**Entries from a dataset of interfaces:**
+++

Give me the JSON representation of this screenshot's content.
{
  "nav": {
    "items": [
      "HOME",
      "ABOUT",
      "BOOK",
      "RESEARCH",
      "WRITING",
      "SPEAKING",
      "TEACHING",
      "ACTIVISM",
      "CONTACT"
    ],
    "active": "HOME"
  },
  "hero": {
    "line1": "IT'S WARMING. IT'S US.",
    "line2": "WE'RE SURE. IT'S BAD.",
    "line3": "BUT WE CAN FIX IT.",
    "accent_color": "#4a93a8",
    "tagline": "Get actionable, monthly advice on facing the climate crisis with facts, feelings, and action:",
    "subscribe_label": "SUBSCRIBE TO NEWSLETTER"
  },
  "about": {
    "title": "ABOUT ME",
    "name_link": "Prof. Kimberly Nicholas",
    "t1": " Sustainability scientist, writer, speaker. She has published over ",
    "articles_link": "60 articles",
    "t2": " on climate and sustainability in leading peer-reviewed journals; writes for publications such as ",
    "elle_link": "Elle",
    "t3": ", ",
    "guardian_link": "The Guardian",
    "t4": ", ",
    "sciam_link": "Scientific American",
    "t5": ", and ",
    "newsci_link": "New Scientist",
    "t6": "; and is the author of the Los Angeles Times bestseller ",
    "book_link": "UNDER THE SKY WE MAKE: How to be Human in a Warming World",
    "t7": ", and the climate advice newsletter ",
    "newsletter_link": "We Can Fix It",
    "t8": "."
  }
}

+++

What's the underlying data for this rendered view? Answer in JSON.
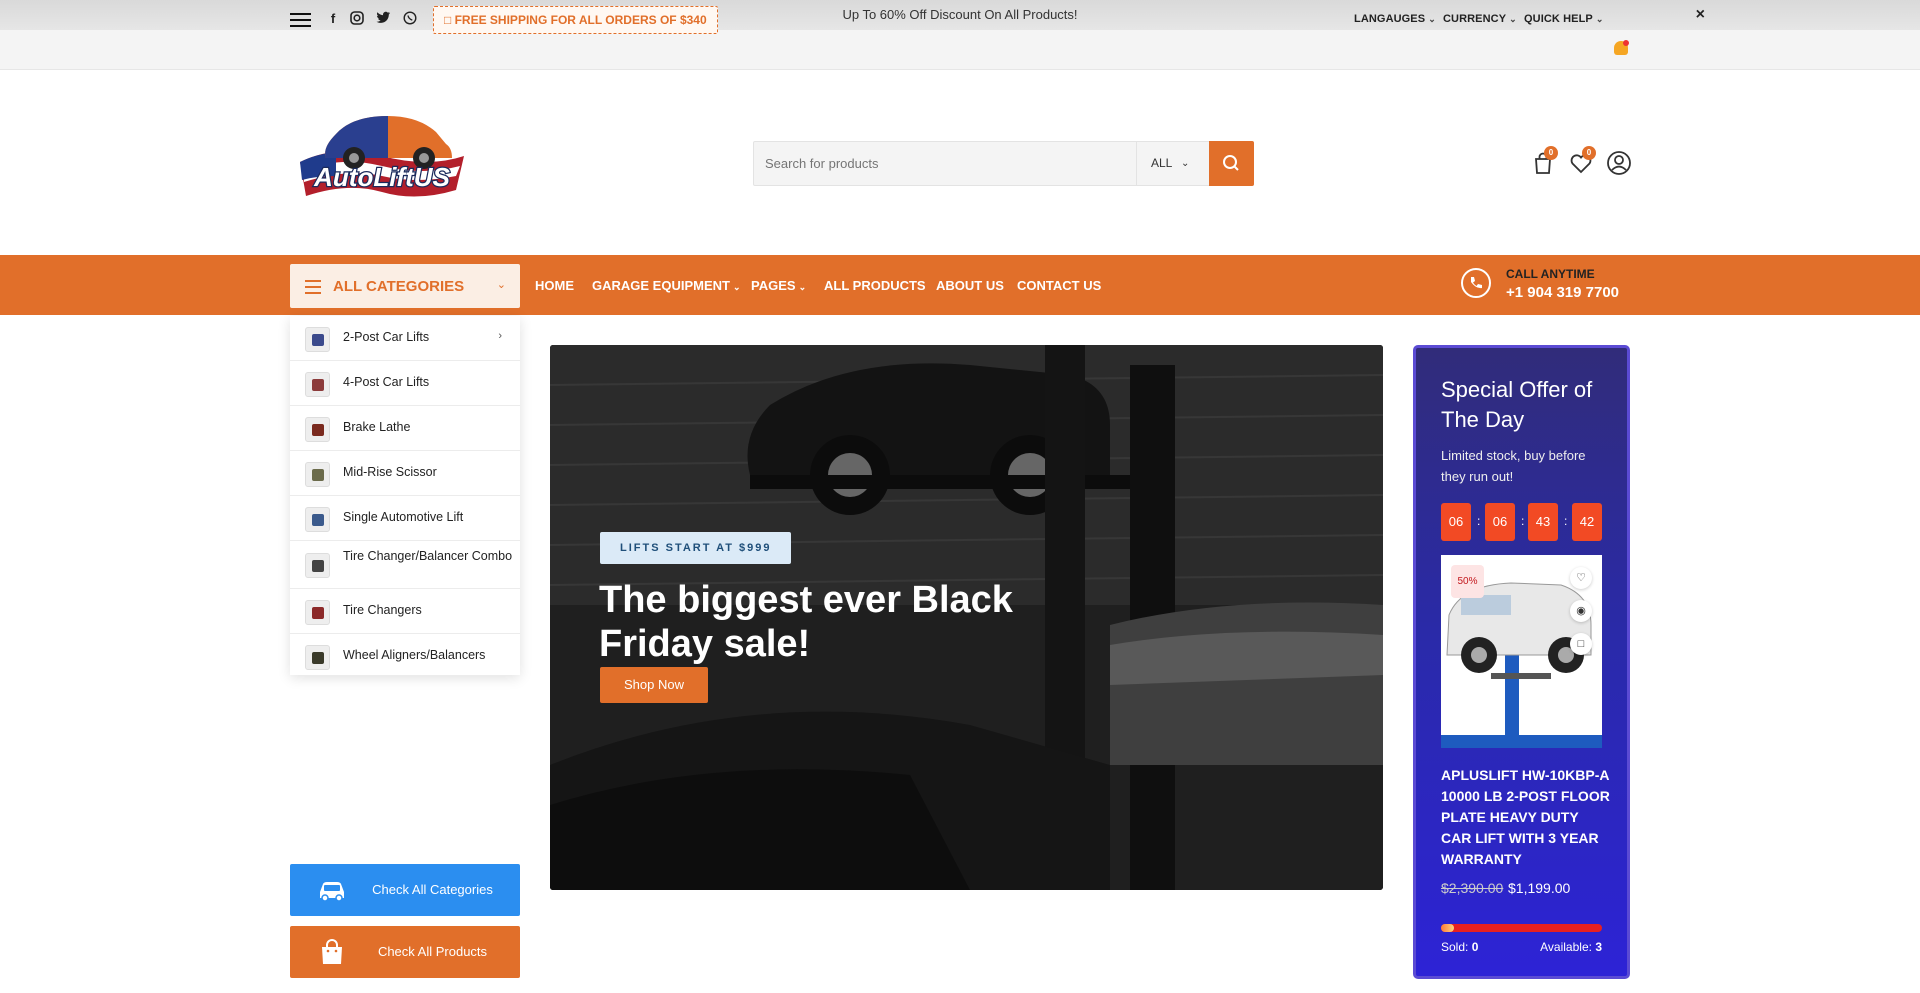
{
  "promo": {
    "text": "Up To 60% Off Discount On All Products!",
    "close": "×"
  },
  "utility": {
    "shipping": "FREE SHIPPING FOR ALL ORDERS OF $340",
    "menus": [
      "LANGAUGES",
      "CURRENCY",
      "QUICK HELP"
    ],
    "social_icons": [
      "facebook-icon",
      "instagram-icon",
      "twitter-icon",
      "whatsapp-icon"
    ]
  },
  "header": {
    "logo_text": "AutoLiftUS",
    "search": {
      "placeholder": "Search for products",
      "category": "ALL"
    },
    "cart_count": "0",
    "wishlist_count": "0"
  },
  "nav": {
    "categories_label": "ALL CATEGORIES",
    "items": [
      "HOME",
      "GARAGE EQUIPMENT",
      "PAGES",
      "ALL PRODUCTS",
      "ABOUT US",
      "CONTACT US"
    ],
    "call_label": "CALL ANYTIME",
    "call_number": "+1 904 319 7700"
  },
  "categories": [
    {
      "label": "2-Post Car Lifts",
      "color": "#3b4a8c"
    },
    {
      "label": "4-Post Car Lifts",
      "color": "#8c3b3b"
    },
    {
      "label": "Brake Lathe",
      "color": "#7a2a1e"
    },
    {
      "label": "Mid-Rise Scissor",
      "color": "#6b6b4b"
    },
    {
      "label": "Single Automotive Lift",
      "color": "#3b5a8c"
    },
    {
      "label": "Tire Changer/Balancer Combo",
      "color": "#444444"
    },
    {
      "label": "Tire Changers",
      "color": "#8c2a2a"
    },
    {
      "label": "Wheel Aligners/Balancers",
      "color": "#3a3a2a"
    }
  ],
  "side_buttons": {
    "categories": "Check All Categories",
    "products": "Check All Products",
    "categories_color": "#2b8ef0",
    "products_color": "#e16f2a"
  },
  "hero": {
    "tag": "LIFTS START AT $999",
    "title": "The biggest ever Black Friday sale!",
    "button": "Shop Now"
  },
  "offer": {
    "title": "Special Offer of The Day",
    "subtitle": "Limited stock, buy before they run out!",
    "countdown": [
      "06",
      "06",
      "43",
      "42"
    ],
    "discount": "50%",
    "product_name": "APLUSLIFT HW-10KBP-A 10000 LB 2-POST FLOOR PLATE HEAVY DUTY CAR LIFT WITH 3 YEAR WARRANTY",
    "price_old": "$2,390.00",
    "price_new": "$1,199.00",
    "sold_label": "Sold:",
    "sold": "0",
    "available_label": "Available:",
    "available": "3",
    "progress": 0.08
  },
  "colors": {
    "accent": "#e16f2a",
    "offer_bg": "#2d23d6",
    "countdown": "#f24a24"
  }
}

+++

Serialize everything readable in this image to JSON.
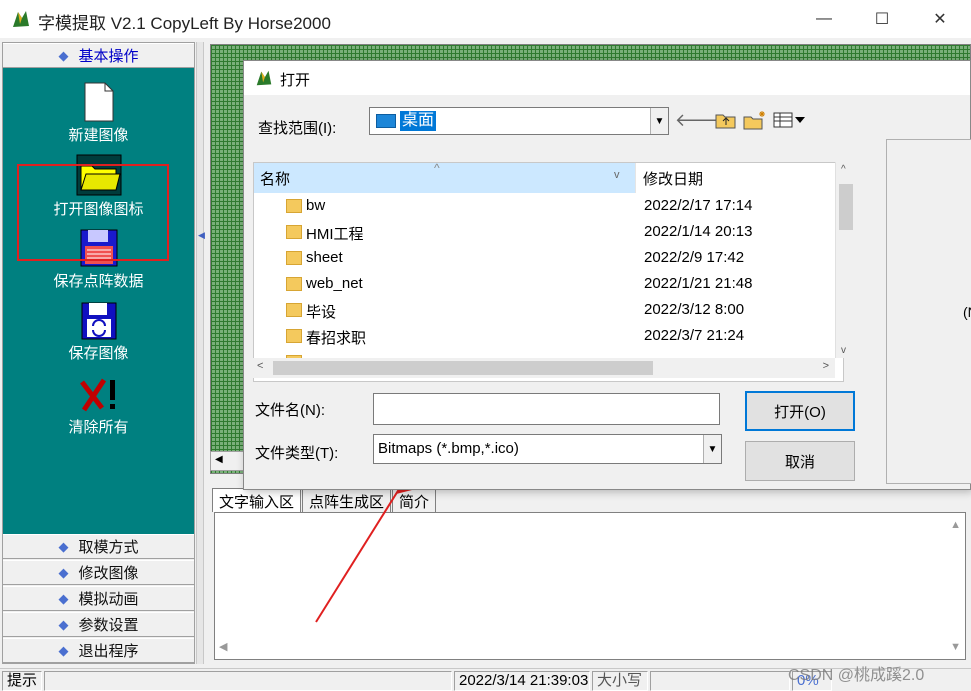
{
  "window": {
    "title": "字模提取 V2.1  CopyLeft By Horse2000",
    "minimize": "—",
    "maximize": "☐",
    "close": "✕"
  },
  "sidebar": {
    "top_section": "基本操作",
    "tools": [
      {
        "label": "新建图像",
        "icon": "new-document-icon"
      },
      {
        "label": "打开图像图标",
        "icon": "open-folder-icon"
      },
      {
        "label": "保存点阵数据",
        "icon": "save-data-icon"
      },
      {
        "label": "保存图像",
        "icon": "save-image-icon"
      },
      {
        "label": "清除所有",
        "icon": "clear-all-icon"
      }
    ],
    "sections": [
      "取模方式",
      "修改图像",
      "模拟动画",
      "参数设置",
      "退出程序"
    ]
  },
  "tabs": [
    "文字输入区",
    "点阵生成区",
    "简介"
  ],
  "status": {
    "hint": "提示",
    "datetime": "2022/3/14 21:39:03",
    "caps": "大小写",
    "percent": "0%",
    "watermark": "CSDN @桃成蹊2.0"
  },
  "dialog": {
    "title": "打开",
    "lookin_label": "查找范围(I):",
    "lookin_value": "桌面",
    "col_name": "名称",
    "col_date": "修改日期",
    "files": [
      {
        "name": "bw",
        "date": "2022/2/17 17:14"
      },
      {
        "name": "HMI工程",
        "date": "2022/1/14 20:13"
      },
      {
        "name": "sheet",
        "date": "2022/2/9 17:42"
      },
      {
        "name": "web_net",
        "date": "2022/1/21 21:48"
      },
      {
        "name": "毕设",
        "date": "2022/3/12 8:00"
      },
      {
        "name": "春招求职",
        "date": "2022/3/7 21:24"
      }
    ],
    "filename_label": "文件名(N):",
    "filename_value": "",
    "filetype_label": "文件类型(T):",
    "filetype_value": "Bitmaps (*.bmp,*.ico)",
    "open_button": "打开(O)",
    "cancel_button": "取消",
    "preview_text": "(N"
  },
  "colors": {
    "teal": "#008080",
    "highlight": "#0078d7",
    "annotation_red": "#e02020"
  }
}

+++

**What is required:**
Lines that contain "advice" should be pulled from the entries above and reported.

**Your solution:**
    "tagline": "Get actionable, monthly advice on facing the climate crisis with facts, feelings, and action:",
    "t7": ", and the climate advice newsletter ",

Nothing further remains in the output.